Supplied data.

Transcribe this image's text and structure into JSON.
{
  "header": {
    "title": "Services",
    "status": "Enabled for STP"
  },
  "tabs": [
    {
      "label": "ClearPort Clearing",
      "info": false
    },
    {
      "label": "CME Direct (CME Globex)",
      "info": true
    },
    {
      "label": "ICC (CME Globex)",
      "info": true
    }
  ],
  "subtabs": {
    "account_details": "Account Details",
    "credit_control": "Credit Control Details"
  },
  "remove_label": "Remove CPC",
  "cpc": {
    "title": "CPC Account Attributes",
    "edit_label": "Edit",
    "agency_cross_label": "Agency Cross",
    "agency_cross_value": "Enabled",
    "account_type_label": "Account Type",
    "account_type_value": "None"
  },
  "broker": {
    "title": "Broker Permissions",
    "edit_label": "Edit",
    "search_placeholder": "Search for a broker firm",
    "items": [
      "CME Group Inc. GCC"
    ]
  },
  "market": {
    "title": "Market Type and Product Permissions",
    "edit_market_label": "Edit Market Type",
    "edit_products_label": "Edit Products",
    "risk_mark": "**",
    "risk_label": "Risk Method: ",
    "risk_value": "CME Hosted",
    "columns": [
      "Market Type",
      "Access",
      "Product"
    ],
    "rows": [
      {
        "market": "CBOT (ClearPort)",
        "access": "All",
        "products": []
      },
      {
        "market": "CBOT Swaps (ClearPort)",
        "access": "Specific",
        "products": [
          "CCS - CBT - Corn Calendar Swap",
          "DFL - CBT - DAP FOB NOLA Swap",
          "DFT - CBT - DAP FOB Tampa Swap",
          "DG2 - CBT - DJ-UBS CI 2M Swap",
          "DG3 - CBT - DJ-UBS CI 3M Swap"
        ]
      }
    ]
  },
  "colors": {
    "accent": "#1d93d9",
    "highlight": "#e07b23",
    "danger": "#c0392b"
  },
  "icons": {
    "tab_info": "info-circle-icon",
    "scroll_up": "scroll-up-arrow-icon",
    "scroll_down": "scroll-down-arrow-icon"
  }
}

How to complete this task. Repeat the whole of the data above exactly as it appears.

Problem solution.
Transcribe this image's text and structure into JSON.
{
  "header": {
    "title": "Services",
    "status": "Enabled for STP"
  },
  "tabs": [
    {
      "label": "ClearPort Clearing",
      "info": false
    },
    {
      "label": "CME Direct (CME Globex)",
      "info": true
    },
    {
      "label": "ICC (CME Globex)",
      "info": true
    }
  ],
  "subtabs": {
    "account_details": "Account Details",
    "credit_control": "Credit Control Details"
  },
  "remove_label": "Remove CPC",
  "cpc": {
    "title": "CPC Account Attributes",
    "edit_label": "Edit",
    "agency_cross_label": "Agency Cross",
    "agency_cross_value": "Enabled",
    "account_type_label": "Account Type",
    "account_type_value": "None"
  },
  "broker": {
    "title": "Broker Permissions",
    "edit_label": "Edit",
    "search_placeholder": "Search for a broker firm",
    "items": [
      "CME Group Inc. GCC"
    ]
  },
  "market": {
    "title": "Market Type and Product Permissions",
    "edit_market_label": "Edit Market Type",
    "edit_products_label": "Edit Products",
    "risk_mark": "**",
    "risk_label": "Risk Method: ",
    "risk_value": "CME Hosted",
    "columns": [
      "Market Type",
      "Access",
      "Product"
    ],
    "rows": [
      {
        "market": "CBOT (ClearPort)",
        "access": "All",
        "products": []
      },
      {
        "market": "CBOT Swaps (ClearPort)",
        "access": "Specific",
        "products": [
          "CCS - CBT - Corn Calendar Swap",
          "DFL - CBT - DAP FOB NOLA Swap",
          "DFT - CBT - DAP FOB Tampa Swap",
          "DG2 - CBT - DJ-UBS CI 2M Swap",
          "DG3 - CBT - DJ-UBS CI 3M Swap"
        ]
      }
    ]
  },
  "colors": {
    "accent": "#1d93d9",
    "highlight": "#e07b23",
    "danger": "#c0392b"
  },
  "icons": {
    "tab_info": "info-circle-icon",
    "scroll_up": "scroll-up-arrow-icon",
    "scroll_down": "scroll-down-arrow-icon"
  }
}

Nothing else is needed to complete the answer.